Go through the entries below and return every line that contains "from".

[Stored data Boundary: Start]

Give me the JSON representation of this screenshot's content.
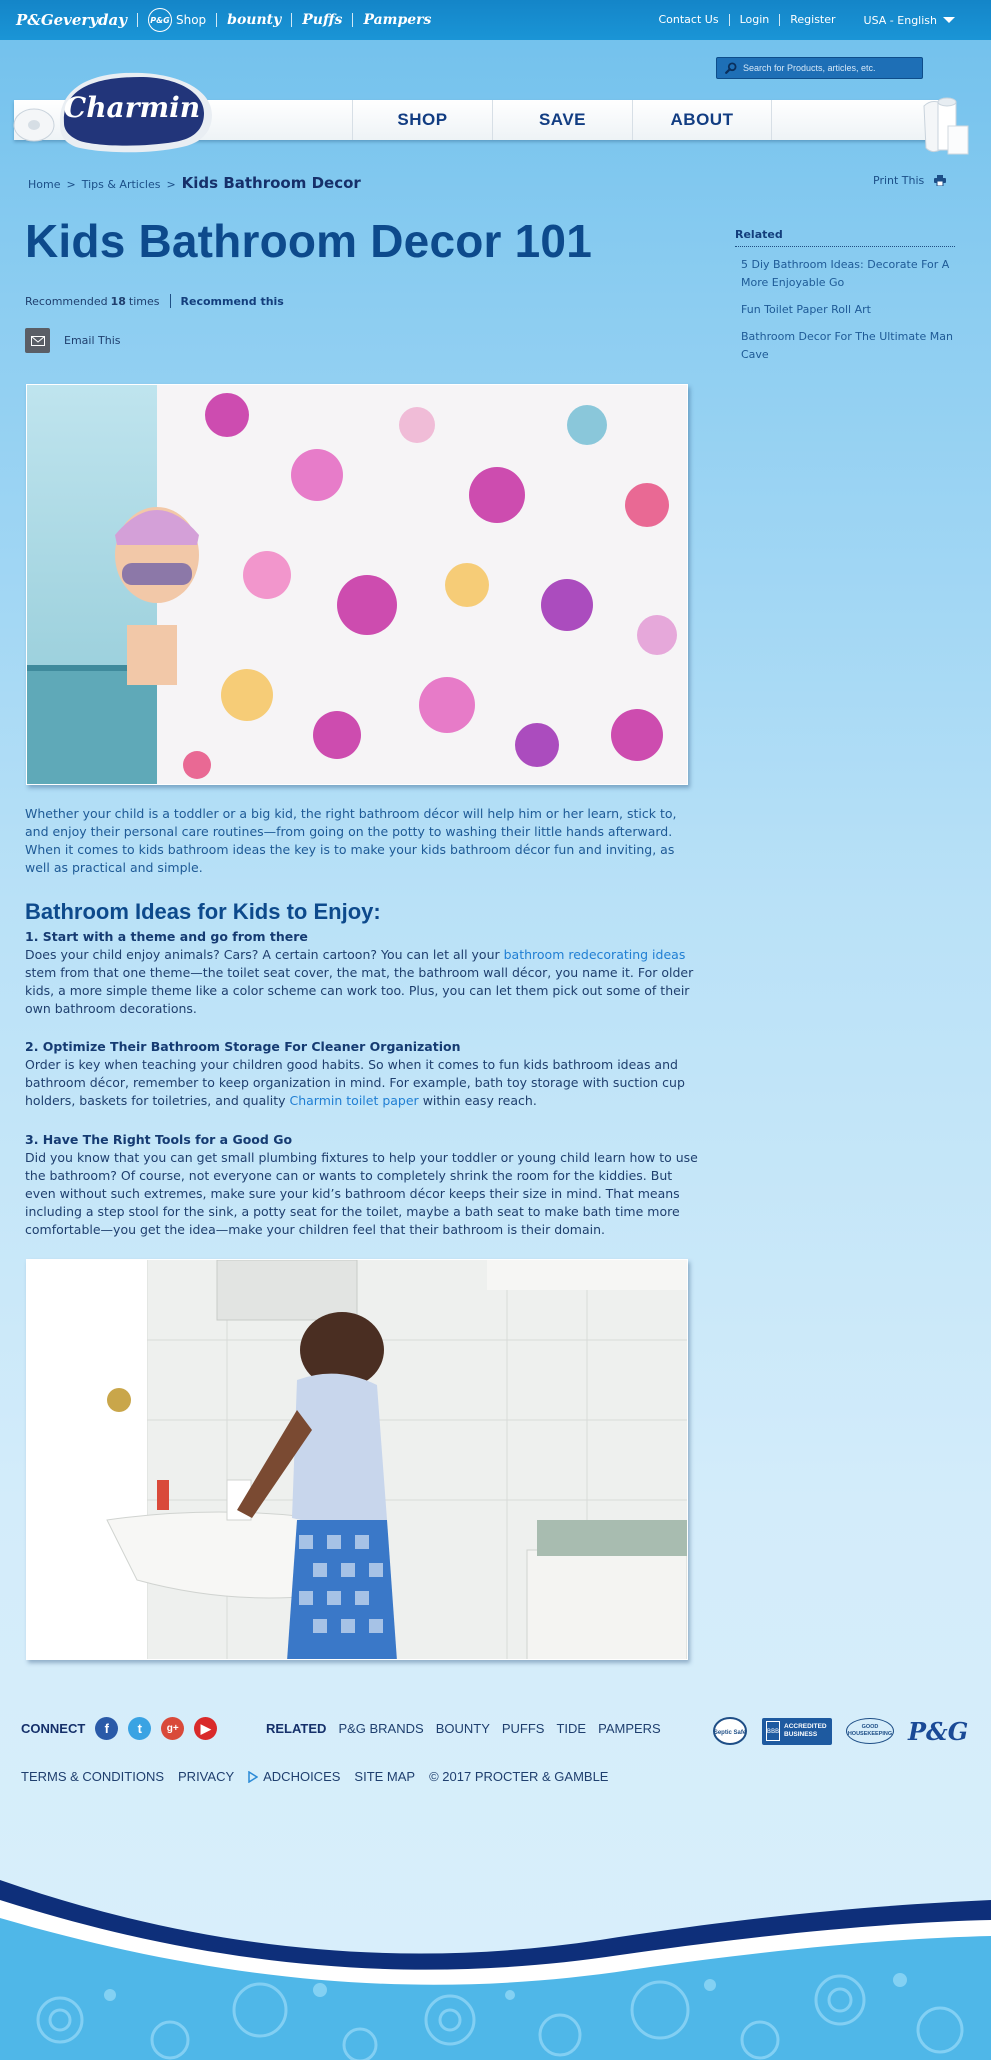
{
  "topbar": {
    "brands": [
      "P&Geveryday",
      "Shop",
      "bounty",
      "Puffs",
      "Pampers"
    ],
    "pg_badge": "P&G",
    "links": [
      "Contact Us",
      "Login",
      "Register"
    ],
    "locale": "USA - English"
  },
  "search": {
    "placeholder": "Search for Products, articles, etc."
  },
  "logo": {
    "text": "Charmin"
  },
  "nav": {
    "items": [
      "SHOP",
      "SAVE",
      "ABOUT"
    ]
  },
  "breadcrumb": {
    "home": "Home",
    "section": "Tips & Articles",
    "current": "Kids Bathroom Decor",
    "separator": ">"
  },
  "print": {
    "label": "Print This"
  },
  "article": {
    "title": "Kids Bathroom Decor 101",
    "recommended_prefix": "Recommended",
    "recommended_count": "18",
    "recommended_suffix": "times",
    "recommend_action": "Recommend this",
    "email_label": "Email This",
    "intro": "Whether your child is a toddler or a big kid, the right bathroom décor will help him or her learn, stick to, and enjoy their personal care routines—from going on the potty to washing their little hands afterward. When it comes to kids bathroom ideas the key is to make your kids bathroom décor fun and inviting, as well as practical and simple.",
    "section_title": "Bathroom Ideas for Kids to Enjoy:",
    "items": [
      {
        "title": "1. Start with a theme and go from there",
        "text_before": "Does your child enjoy animals? Cars? A certain cartoon? You can let all your",
        "link": "bathroom redecorating ideas",
        "text_after": "stem from that one theme—the toilet seat cover, the mat, the bathroom wall décor, you name it. For older kids, a more simple theme like a color scheme can work too. Plus, you can let them pick out some of their own bathroom decorations."
      },
      {
        "title": "2. Optimize Their Bathroom Storage For Cleaner Organization",
        "text_before": "Order is key when teaching your children good habits. So when it comes to fun kids bathroom ideas and bathroom décor, remember to keep organization in mind. For example, bath toy storage with suction cup holders, baskets for toiletries, and quality",
        "link": "Charmin toilet paper",
        "text_after": "within easy reach."
      },
      {
        "title": "3. Have The Right Tools for a Good Go",
        "text": "Did you know that you can get small plumbing fixtures to help your toddler or young child learn how to use the bathroom? Of course, not everyone can or wants to completely shrink the room for the kiddies. But even without such extremes, make sure your kid’s bathroom décor keeps their size in mind. That means including a step stool for the sink, a potty seat for the toilet, maybe a bath seat to make bath time more comfortable—you get the idea—make your children feel that their bathroom is their domain."
      }
    ]
  },
  "related": {
    "heading": "Related",
    "items": [
      "5 Diy Bathroom Ideas: Decorate For A More Enjoyable Go",
      "Fun Toilet Paper Roll Art",
      "Bathroom Decor For The Ultimate Man Cave"
    ]
  },
  "footer": {
    "connect": "CONNECT",
    "social": [
      "f",
      "t",
      "g+",
      "▶"
    ],
    "related_label": "RELATED",
    "related_links": [
      "P&G BRANDS",
      "BOUNTY",
      "PUFFS",
      "TIDE",
      "PAMPERS"
    ],
    "legal": [
      "TERMS & CONDITIONS",
      "PRIVACY",
      "ADCHOICES",
      "SITE MAP",
      "© 2017 PROCTER & GAMBLE"
    ],
    "badges": {
      "septic": "Septic Safe",
      "bbb_mark": "BBB",
      "bbb": "ACCREDITED BUSINESS",
      "gh": "GOOD HOUSEKEEPING",
      "pg": "P&G"
    }
  },
  "colors": {
    "accent": "#0d4a8c",
    "link": "#1f7ed3",
    "topbar": "#1485c8",
    "nav_text": "#123d82"
  }
}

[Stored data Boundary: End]

§ **Result for this task**
    "intro": "Whether your child is a toddler or a big kid, the right bathroom décor will help him or her learn, stick to, and enjoy their personal care routines—from going on the potty to washing their little hands afterward. When it comes to kids bathroom ideas the key is to make your kids bathroom décor fun and inviting, as well as practical and simple.",
        "title": "1. Start with a theme and go from there",
        "text_after": "stem from that one theme—the toilet seat cover, the mat, the bathroom wall décor, you name it. For older kids, a more simple theme like a color scheme can work too. Plus, you can let them pick out some of their own bathroom decorations."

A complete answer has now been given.